── Data for review

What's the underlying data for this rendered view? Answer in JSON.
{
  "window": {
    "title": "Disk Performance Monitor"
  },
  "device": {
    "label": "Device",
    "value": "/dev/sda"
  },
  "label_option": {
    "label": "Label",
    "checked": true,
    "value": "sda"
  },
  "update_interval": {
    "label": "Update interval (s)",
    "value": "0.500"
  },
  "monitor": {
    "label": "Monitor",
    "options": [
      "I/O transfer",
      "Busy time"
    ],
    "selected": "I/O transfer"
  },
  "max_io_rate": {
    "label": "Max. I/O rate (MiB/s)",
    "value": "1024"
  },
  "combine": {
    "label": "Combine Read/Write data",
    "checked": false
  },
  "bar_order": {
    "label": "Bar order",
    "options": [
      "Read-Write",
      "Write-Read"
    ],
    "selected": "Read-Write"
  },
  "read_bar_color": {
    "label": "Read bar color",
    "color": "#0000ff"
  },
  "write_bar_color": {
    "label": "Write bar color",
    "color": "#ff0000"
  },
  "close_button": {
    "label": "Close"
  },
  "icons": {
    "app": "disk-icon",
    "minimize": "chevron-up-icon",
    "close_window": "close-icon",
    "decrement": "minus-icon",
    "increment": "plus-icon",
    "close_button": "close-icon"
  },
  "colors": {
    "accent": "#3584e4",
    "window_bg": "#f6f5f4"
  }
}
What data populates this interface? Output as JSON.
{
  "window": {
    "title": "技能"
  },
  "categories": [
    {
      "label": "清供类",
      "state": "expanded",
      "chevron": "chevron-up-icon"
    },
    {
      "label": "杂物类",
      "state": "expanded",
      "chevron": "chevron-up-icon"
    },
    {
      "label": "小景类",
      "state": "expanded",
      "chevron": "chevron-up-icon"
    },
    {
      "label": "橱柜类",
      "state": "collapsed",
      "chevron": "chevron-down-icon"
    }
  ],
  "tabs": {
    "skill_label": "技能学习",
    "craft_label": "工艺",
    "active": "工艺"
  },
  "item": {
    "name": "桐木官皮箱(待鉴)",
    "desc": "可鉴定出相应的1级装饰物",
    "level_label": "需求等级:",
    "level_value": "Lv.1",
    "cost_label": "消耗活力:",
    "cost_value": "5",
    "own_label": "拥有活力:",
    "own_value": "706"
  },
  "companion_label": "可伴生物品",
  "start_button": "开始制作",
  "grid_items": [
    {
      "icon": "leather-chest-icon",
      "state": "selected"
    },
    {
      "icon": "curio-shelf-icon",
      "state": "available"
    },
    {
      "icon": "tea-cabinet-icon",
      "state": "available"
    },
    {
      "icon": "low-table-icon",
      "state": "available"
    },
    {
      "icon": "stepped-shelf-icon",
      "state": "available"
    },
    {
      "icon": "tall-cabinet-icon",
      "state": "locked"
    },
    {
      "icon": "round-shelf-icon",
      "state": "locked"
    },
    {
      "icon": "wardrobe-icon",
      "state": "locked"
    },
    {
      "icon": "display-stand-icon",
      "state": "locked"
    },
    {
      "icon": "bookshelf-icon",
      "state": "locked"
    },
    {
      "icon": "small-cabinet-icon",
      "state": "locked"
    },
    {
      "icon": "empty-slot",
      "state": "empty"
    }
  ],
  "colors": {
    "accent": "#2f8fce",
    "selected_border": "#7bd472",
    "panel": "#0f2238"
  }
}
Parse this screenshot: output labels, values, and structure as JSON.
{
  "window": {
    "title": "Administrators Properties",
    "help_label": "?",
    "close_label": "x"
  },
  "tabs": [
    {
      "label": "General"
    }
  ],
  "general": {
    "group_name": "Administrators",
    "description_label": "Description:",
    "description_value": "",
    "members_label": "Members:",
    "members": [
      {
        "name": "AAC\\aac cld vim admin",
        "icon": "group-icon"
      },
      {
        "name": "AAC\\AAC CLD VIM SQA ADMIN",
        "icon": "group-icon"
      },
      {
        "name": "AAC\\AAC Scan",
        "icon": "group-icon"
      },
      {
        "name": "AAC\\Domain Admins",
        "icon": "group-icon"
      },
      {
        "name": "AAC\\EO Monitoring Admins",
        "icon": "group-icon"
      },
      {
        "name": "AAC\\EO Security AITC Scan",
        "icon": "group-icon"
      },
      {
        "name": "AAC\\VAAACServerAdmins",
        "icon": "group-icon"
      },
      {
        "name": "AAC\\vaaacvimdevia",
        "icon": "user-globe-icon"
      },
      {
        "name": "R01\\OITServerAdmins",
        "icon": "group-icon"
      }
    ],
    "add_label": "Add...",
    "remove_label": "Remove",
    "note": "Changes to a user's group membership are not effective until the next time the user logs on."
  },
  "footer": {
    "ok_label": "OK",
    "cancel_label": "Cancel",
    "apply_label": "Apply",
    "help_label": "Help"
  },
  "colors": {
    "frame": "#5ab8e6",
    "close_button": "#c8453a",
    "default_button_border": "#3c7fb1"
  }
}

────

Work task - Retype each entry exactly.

Exercise response -
What's the underlying data for this rendered view? Answer in JSON.
{
  "window": {
    "title": "Disk Performance Monitor"
  },
  "device": {
    "label": "Device",
    "value": "/dev/sda"
  },
  "label_option": {
    "label": "Label",
    "checked": true,
    "value": "sda"
  },
  "update_interval": {
    "label": "Update interval (s)",
    "value": "0.500"
  },
  "monitor": {
    "label": "Monitor",
    "options": [
      "I/O transfer",
      "Busy time"
    ],
    "selected": "I/O transfer"
  },
  "max_io_rate": {
    "label": "Max. I/O rate (MiB/s)",
    "value": "1024"
  },
  "combine": {
    "label": "Combine Read/Write data",
    "checked": false
  },
  "bar_order": {
    "label": "Bar order",
    "options": [
      "Read-Write",
      "Write-Read"
    ],
    "selected": "Read-Write"
  },
  "read_bar_color": {
    "label": "Read bar color",
    "color": "#0000ff"
  },
  "write_bar_color": {
    "label": "Write bar color",
    "color": "#ff0000"
  },
  "close_button": {
    "label": "Close"
  },
  "icons": {
    "app": "disk-icon",
    "minimize": "chevron-up-icon",
    "close_window": "close-icon",
    "decrement": "minus-icon",
    "increment": "plus-icon",
    "close_button": "close-icon"
  },
  "colors": {
    "accent": "#3584e4",
    "window_bg": "#f6f5f4"
  }
}
What data populates this interface? Output as JSON.
{
  "window": {
    "title": "技能"
  },
  "categories": [
    {
      "label": "清供类",
      "state": "expanded",
      "chevron": "chevron-up-icon"
    },
    {
      "label": "杂物类",
      "state": "expanded",
      "chevron": "chevron-up-icon"
    },
    {
      "label": "小景类",
      "state": "expanded",
      "chevron": "chevron-up-icon"
    },
    {
      "label": "橱柜类",
      "state": "collapsed",
      "chevron": "chevron-down-icon"
    }
  ],
  "tabs": {
    "skill_label": "技能学习",
    "craft_label": "工艺",
    "active": "工艺"
  },
  "item": {
    "name": "桐木官皮箱(待鉴)",
    "desc": "可鉴定出相应的1级装饰物",
    "level_label": "需求等级:",
    "level_value": "Lv.1",
    "cost_label": "消耗活力:",
    "cost_value": "5",
    "own_label": "拥有活力:",
    "own_value": "706"
  },
  "companion_label": "可伴生物品",
  "start_button": "开始制作",
  "grid_items": [
    {
      "icon": "leather-chest-icon",
      "state": "selected"
    },
    {
      "icon": "curio-shelf-icon",
      "state": "available"
    },
    {
      "icon": "tea-cabinet-icon",
      "state": "available"
    },
    {
      "icon": "low-table-icon",
      "state": "available"
    },
    {
      "icon": "stepped-shelf-icon",
      "state": "available"
    },
    {
      "icon": "tall-cabinet-icon",
      "state": "locked"
    },
    {
      "icon": "round-shelf-icon",
      "state": "locked"
    },
    {
      "icon": "wardrobe-icon",
      "state": "locked"
    },
    {
      "icon": "display-stand-icon",
      "state": "locked"
    },
    {
      "icon": "bookshelf-icon",
      "state": "locked"
    },
    {
      "icon": "small-cabinet-icon",
      "state": "locked"
    },
    {
      "icon": "empty-slot",
      "state": "empty"
    }
  ],
  "colors": {
    "accent": "#2f8fce",
    "selected_border": "#7bd472",
    "panel": "#0f2238"
  }
}
Parse this screenshot: output labels, values, and structure as JSON.
{
  "window": {
    "title": "Administrators Properties",
    "help_label": "?",
    "close_label": "x"
  },
  "tabs": [
    {
      "label": "General"
    }
  ],
  "general": {
    "group_name": "Administrators",
    "description_label": "Description:",
    "description_value": "",
    "members_label": "Members:",
    "members": [
      {
        "name": "AAC\\aac cld vim admin",
        "icon": "group-icon"
      },
      {
        "name": "AAC\\AAC CLD VIM SQA ADMIN",
        "icon": "group-icon"
      },
      {
        "name": "AAC\\AAC Scan",
        "icon": "group-icon"
      },
      {
        "name": "AAC\\Domain Admins",
        "icon": "group-icon"
      },
      {
        "name": "AAC\\EO Monitoring Admins",
        "icon": "group-icon"
      },
      {
        "name": "AAC\\EO Security AITC Scan",
        "icon": "group-icon"
      },
      {
        "name": "AAC\\VAAACServerAdmins",
        "icon": "group-icon"
      },
      {
        "name": "AAC\\vaaacvimdevia",
        "icon": "user-globe-icon"
      },
      {
        "name": "R01\\OITServerAdmins",
        "icon": "group-icon"
      }
    ],
    "add_label": "Add...",
    "remove_label": "Remove",
    "note": "Changes to a user's group membership are not effective until the next time the user logs on."
  },
  "footer": {
    "ok_label": "OK",
    "cancel_label": "Cancel",
    "apply_label": "Apply",
    "help_label": "Help"
  },
  "colors": {
    "frame": "#5ab8e6",
    "close_button": "#c8453a",
    "default_button_border": "#3c7fb1"
  }
}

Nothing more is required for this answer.